> _TASK PROMPT_
Print the line that has "Serialize everything readable" in it, then every remaining line of the data, exactly and without anything extra.

=== Begin Enclosure ===

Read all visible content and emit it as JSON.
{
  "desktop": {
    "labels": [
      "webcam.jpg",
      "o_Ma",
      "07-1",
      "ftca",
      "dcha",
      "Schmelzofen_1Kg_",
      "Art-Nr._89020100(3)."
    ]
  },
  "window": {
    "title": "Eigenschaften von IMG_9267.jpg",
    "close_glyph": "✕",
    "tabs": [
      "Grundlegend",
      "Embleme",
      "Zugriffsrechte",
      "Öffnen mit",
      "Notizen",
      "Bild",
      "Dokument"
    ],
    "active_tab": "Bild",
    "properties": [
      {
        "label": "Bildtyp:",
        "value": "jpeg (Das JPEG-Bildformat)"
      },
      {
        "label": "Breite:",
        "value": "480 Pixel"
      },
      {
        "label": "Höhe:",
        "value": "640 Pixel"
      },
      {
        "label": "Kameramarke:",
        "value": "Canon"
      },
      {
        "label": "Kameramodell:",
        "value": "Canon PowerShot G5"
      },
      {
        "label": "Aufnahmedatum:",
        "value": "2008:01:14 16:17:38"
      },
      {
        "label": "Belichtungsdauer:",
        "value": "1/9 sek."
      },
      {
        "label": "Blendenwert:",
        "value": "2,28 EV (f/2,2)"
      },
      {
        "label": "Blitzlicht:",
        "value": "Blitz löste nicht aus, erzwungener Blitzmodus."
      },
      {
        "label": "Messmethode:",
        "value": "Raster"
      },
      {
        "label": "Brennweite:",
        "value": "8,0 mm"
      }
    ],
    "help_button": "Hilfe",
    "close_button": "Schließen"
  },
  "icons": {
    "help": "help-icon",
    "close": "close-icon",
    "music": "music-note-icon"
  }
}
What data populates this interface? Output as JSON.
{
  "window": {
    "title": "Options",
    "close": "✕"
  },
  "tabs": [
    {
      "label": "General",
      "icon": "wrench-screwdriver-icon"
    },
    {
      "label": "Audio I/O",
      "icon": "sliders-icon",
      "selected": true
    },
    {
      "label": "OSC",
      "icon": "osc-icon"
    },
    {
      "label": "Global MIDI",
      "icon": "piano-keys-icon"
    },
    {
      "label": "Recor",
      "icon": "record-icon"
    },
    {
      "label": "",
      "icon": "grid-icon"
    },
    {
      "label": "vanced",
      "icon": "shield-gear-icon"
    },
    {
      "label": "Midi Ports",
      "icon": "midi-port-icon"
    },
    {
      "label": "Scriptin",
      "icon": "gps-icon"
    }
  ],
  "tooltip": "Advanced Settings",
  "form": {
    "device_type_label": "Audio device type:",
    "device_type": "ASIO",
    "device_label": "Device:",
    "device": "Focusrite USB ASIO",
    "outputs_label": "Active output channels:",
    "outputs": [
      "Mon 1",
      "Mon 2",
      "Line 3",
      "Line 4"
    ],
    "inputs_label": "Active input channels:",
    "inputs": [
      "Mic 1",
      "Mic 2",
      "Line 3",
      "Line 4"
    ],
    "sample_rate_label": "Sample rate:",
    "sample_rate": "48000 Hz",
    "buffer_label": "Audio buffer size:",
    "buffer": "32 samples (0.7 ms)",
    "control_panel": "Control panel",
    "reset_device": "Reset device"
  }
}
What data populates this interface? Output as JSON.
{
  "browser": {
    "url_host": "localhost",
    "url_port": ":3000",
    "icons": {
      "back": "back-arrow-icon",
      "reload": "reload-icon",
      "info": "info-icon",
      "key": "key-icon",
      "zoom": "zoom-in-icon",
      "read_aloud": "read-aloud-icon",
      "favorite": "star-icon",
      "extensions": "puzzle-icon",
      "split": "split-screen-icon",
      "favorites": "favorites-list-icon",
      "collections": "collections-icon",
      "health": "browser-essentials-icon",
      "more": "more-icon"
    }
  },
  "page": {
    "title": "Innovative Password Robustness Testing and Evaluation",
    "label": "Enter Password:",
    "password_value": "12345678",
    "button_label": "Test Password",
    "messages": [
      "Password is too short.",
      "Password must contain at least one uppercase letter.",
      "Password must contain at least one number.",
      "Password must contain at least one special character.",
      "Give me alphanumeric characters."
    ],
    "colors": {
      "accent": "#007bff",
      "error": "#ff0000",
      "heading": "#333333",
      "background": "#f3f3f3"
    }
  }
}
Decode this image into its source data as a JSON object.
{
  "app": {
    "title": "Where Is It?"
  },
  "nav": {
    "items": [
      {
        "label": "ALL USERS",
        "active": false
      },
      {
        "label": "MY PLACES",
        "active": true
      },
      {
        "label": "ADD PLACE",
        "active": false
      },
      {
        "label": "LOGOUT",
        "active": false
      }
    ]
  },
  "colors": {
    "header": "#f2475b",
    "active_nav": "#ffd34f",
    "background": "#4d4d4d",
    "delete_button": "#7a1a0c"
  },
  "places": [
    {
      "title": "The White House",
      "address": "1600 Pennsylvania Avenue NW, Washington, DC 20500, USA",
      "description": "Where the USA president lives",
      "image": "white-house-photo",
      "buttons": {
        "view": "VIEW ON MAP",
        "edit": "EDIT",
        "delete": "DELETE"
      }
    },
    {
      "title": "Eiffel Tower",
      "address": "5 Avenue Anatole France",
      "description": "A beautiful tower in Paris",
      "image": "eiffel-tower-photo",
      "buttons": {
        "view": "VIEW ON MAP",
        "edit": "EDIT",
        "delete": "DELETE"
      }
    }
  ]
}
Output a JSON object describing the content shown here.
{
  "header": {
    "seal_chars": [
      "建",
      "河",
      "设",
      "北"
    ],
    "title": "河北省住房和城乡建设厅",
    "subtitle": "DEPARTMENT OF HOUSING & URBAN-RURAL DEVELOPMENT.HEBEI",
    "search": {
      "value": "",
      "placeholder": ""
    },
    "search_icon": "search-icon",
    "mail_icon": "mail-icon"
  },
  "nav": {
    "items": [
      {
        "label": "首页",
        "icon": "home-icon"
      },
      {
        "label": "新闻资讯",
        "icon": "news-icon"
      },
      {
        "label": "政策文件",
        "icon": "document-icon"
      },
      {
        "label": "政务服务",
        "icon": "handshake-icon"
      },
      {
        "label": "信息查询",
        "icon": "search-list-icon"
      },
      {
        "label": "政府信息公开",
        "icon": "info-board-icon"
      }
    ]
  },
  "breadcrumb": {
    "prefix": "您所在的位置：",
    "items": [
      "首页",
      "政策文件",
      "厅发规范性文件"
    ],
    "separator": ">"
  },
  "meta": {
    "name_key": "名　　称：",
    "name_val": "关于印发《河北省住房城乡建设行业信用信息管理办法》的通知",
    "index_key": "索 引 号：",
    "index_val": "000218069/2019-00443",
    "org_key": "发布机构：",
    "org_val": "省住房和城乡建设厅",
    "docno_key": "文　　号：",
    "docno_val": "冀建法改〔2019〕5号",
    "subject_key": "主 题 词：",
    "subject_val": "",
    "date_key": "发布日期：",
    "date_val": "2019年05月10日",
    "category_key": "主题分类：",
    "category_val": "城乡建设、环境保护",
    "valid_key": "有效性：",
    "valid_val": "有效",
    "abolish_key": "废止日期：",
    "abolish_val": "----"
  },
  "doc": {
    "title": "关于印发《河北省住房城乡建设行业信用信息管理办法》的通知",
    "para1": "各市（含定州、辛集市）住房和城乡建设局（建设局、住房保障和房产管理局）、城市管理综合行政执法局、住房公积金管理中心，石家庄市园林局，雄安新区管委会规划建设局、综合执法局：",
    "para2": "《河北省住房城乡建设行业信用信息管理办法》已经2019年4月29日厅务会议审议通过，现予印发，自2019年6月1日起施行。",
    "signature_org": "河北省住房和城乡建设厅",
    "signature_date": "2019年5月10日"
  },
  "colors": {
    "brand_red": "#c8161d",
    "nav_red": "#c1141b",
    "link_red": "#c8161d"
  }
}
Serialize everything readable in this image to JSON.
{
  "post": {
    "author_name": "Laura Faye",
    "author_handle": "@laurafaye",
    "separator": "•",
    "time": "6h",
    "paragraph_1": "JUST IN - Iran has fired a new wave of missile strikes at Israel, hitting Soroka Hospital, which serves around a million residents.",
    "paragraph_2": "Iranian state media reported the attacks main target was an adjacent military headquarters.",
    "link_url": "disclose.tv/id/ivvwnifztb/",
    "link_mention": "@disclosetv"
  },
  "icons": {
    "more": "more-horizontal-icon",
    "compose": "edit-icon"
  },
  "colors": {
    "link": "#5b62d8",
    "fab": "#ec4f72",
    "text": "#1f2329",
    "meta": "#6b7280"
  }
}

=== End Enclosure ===

> _TASK ANSWER_
Serialize everything readable in this image to JSON.
{
  "post": {
    "author_name": "Laura Faye",
    "author_handle": "@laurafaye",
    "separator": "•",
    "time": "6h",
    "paragraph_1": "JUST IN - Iran has fired a new wave of missile strikes at Israel, hitting Soroka Hospital, which serves around a million residents.",
    "paragraph_2": "Iranian state media reported the attacks main target was an adjacent military headquarters.",
    "link_url": "disclose.tv/id/ivvwnifztb/",
    "link_mention": "@disclosetv"
  },
  "icons": {
    "more": "more-horizontal-icon",
    "compose": "edit-icon"
  },
  "colors": {
    "link": "#5b62d8",
    "fab": "#ec4f72",
    "text": "#1f2329",
    "meta": "#6b7280"
  }
}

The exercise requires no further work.